If you don’t want to watch the video, I’ve pasted my notes and a few slides from the talk below. Enjoy.
* * *
It’s weird to try to give a talk about the future, because most of the time, talks like this are actually about THE PAST. A speaker is asked to get up on stage and talk because they’re someone who’s accomplished something, so they must have something to say, some sort of wisdom or experience or advice to impart to the audience.
But I happen to think that most advice is autobiographical — a lot of the time when people give you advice, they’re really just talking to themselves in the past.
Now, we usually think that the past is behind us, and the future is in front of us. This seems totally natural, right? But years ago I read about this tribe of indigenous people in South America called the Aymara, and they have this very different way of talking about the past and the future.
When they talk about the past, they point to the space in front of them. When they talk about the future, they point behind them. Strange, right?
Well, the reason they point ahead of them when talking about the past is because the past is known to them — the past has happened, therefore it’s in front of them, where they can see it.

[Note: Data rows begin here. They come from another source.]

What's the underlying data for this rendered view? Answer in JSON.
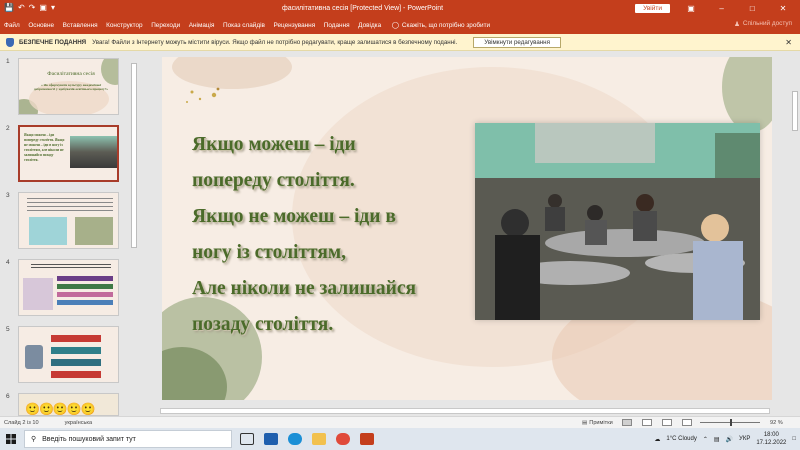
{
  "titlebar": {
    "title": "фасилітативна сесія [Protected View]  -  PowerPoint",
    "signin": "Увійти",
    "save_icon": "save-icon",
    "undo_icon": "undo-icon",
    "redo_icon": "redo-icon",
    "start_icon": "present-icon",
    "customize_icon": "customize-icon"
  },
  "ribbon": {
    "tabs": [
      "Файл",
      "Основне",
      "Вставлення",
      "Конструктор",
      "Переходи",
      "Анімація",
      "Показ слайдів",
      "Рецензування",
      "Подання",
      "Довідка"
    ],
    "tell_me": "Скажіть, що потрібно зробити",
    "share": "Спільний доступ"
  },
  "protected": {
    "title": "БЕЗПЕЧНЕ ПОДАННЯ",
    "message": "Увага! Файли з Інтернету можуть містити віруси. Якщо файл не потрібно редагувати, краще залишатися в безпечному поданні.",
    "button": "Увімкнути редагування"
  },
  "thumbnails": [
    {
      "num": "1",
      "title": "Фасилітативна сесія",
      "sub": "« Як сформувати культуру академічної доброчесності у здобувачів освітнього процесу?»"
    },
    {
      "num": "2",
      "text": "Якщо можеш – іди попереду століття. Якщо не можеш – іди в ногу із століттям, але ніколи не залишайся позаду століття."
    },
    {
      "num": "3",
      "text": ""
    },
    {
      "num": "4",
      "text": ""
    },
    {
      "num": "5",
      "text": ""
    },
    {
      "num": "6",
      "text": ""
    }
  ],
  "slide": {
    "lines": [
      "Якщо можеш – іди",
      "попереду століття.",
      "Якщо не можеш – іди в",
      "ногу із століттям,",
      "Але ніколи не залишайся",
      "позаду століття."
    ]
  },
  "status": {
    "slide_of": "Слайд 2 із 10",
    "language": "українська",
    "notes": "Примітки",
    "zoom": "92 %"
  },
  "taskbar": {
    "search_placeholder": "Введіть пошуковий запит тут",
    "weather": "1°C  Cloudy",
    "lang": "УКР",
    "time": "18:00",
    "date": "17.12.2022"
  },
  "colors": {
    "accent": "#c43e1c",
    "slide_text": "#4b6b2a",
    "slide_bg": "#f7ede4",
    "warning_bar": "#fff4ce"
  }
}
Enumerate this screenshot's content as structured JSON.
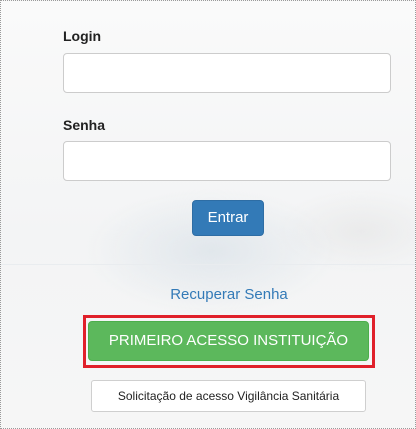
{
  "form": {
    "login_label": "Login",
    "login_value": "",
    "password_label": "Senha",
    "password_value": "",
    "submit_label": "Entrar"
  },
  "links": {
    "recover_password": "Recuperar Senha"
  },
  "actions": {
    "first_access_label": "PRIMEIRO ACESSO INSTITUIÇÃO",
    "request_access_label": "Solicitação de acesso Vigilância Sanitária"
  },
  "colors": {
    "primary": "#337ab7",
    "success": "#5cb85c",
    "highlight": "#e0202a"
  }
}
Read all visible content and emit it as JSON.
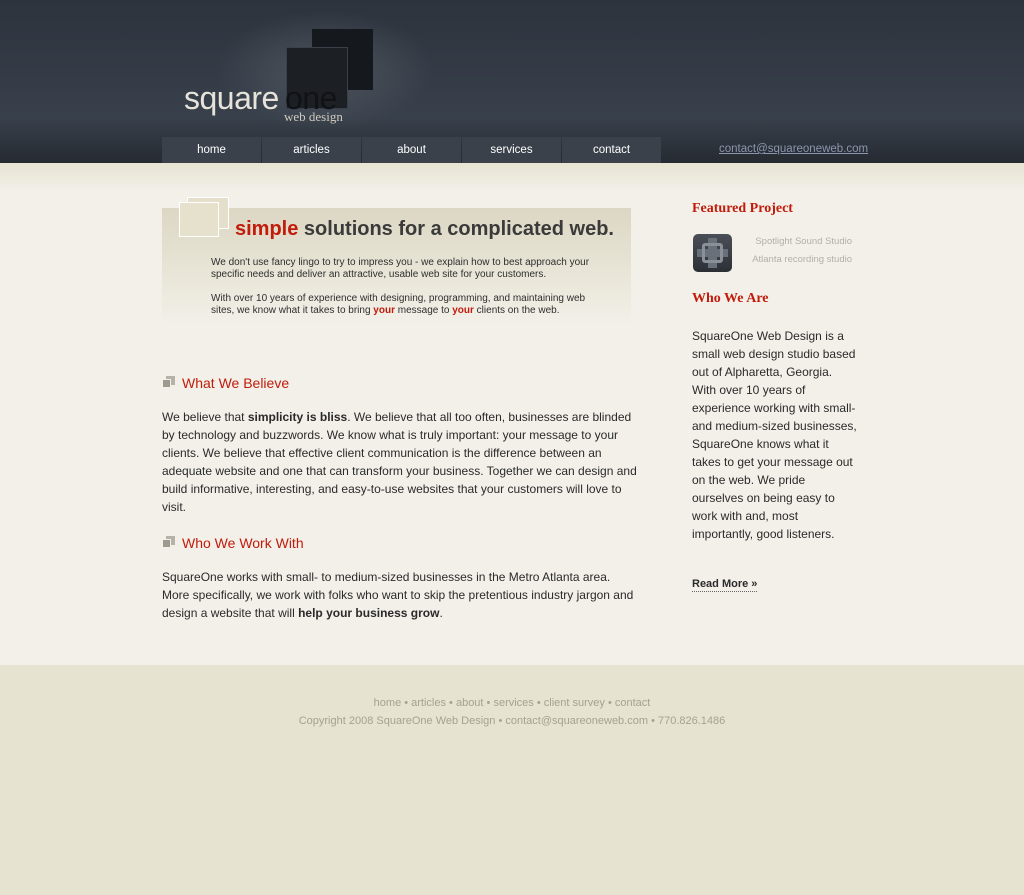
{
  "header": {
    "logo": {
      "word1": "square",
      "word2": "one",
      "tagline": "web design"
    },
    "nav": [
      {
        "label": "home"
      },
      {
        "label": "articles"
      },
      {
        "label": "about"
      },
      {
        "label": "services"
      },
      {
        "label": "contact"
      }
    ],
    "email": "contact@squareoneweb.com"
  },
  "intro": {
    "title_highlight": "simple",
    "title_rest": " solutions for a complicated web.",
    "p1": "We don't use fancy lingo to try to impress you - we explain how to best approach your specific needs and deliver an attractive, usable web site for your customers.",
    "p2_a": "With over 10 years of experience with designing, programming, and maintaining web sites, we know what it takes to bring ",
    "p2_your1": "your",
    "p2_b": " message to ",
    "p2_your2": "your",
    "p2_c": " clients on the web."
  },
  "sections": {
    "believe": {
      "title": "What We Believe",
      "t1": "We believe that ",
      "b1": "simplicity is bliss",
      "t2": ". We believe that all too often, businesses are blinded by technology and buzzwords. We know what is truly important: your message to your clients. We believe that effective client communication is the difference between an adequate website and one that can transform your business. Together we can design and build informative, interesting, and easy-to-use websites that your customers will love to visit."
    },
    "work": {
      "title": "Who We Work With",
      "t1": "SquareOne works with small- to medium-sized businesses in the Metro Atlanta area. More specifically, we work with folks who want to skip the pretentious industry jargon and design a website that will ",
      "b1": "help your business grow",
      "t2": "."
    }
  },
  "sidebar": {
    "featured_title": "Featured Project",
    "featured_name": "Spotlight Sound Studio",
    "featured_desc": "Atlanta recording studio",
    "who_title": "Who We Are",
    "who_body": "SquareOne Web Design is a small web design studio based out of Alpharetta, Georgia. With over 10 years of experience working with small- and medium-sized businesses, SquareOne knows what it takes to get your message out on the web. We pride ourselves on being easy to work with and, most importantly, good listeners.",
    "read_more": "Read More »"
  },
  "footer": {
    "links": "home • articles • about • services • client survey • contact",
    "copyright": "Copyright 2008 SquareOne Web Design • contact@squareoneweb.com • 770.826.1486"
  },
  "colors": {
    "accent": "#c21b0b",
    "header_bg": "#353c46",
    "main_bg": "#f2f0e9",
    "footer_bg": "#e6e3d0"
  }
}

The future, on the other hand, is unknown, it hasn’t happened yet, so it’s behind them, where they can’t see it.
This kind of blew my mind when I read about it. The past is right in front of us, but the future is behind us.
The future is hard to talk about because it hasn’t happened yet — it’s behind us, where we can’t see it.
15 years later, I got to meet him.
I told the whole story two days after it happened when I spoke at Pixar, and then I retold it a few months ago at UX Week and they got it on video. It’s probably my favorite talk I’ve ever given. Enjoy:
Can’t see it on mobile? Watch it here→
Here’s video of “Steal Like A Writer,” a talk I gave back in June at Cleveland’s Weapons of Mass Creation festival. It’s sort of a remix of the ideas in Steal Like An Artist geared towards designers, musicians, and anybody who wants to get better at writing. Here’s the original description:
No matter what your discipline, it’s hard to get any good work done without clear, straightforward communication. Simply put, being a good writer makes you better at your job. Using a few school supplies, a little visual thinking, and a whole lot of creative theft, this talk will help get you started on the way towards becoming a wordsmith.
Here’s the remixed list of ten:
And here are the slides:
And here are the links to the recommended reading:
- Anne Lamott, BIRD BY BIRD
- Lynda Barry, WHAT IT IS
- Scott McCloud, UNDERSTANDING COMICS
- @shamblanderson’s sentence of the day
It was a fun talk to give and a really nice audience — thanks to Joseph Hughes and the folks at WMCFest for having me.
Can’t see the video? Watch it here→
I was so thrilled that my friends and favorite bloggers Maria Popova, Maris Kreizman, and Maud Newton agreed to be part of this panel last week in NYC. It was really really fun, McNally Jackson was packed, and best of all, someone was there filming and has posted a video of the conversation online for your viewing pleasure.
Also, dig these hand-drawn notes by @mosteverybody: